_Task objective_
Write the data out verbatim.

Data records for software interfaces
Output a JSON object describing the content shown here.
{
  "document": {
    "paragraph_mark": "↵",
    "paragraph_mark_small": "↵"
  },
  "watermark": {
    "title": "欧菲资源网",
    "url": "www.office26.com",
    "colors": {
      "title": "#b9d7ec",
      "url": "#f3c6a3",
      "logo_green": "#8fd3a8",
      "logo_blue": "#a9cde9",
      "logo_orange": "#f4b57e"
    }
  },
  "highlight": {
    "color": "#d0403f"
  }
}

_Answer below_
Output a JSON object describing the content shown here.
{
  "document": {
    "paragraph_mark": "↵",
    "paragraph_mark_small": "↵"
  },
  "watermark": {
    "title": "欧菲资源网",
    "url": "www.office26.com",
    "colors": {
      "title": "#b9d7ec",
      "url": "#f3c6a3",
      "logo_green": "#8fd3a8",
      "logo_blue": "#a9cde9",
      "logo_orange": "#f4b57e"
    }
  },
  "highlight": {
    "color": "#d0403f"
  }
}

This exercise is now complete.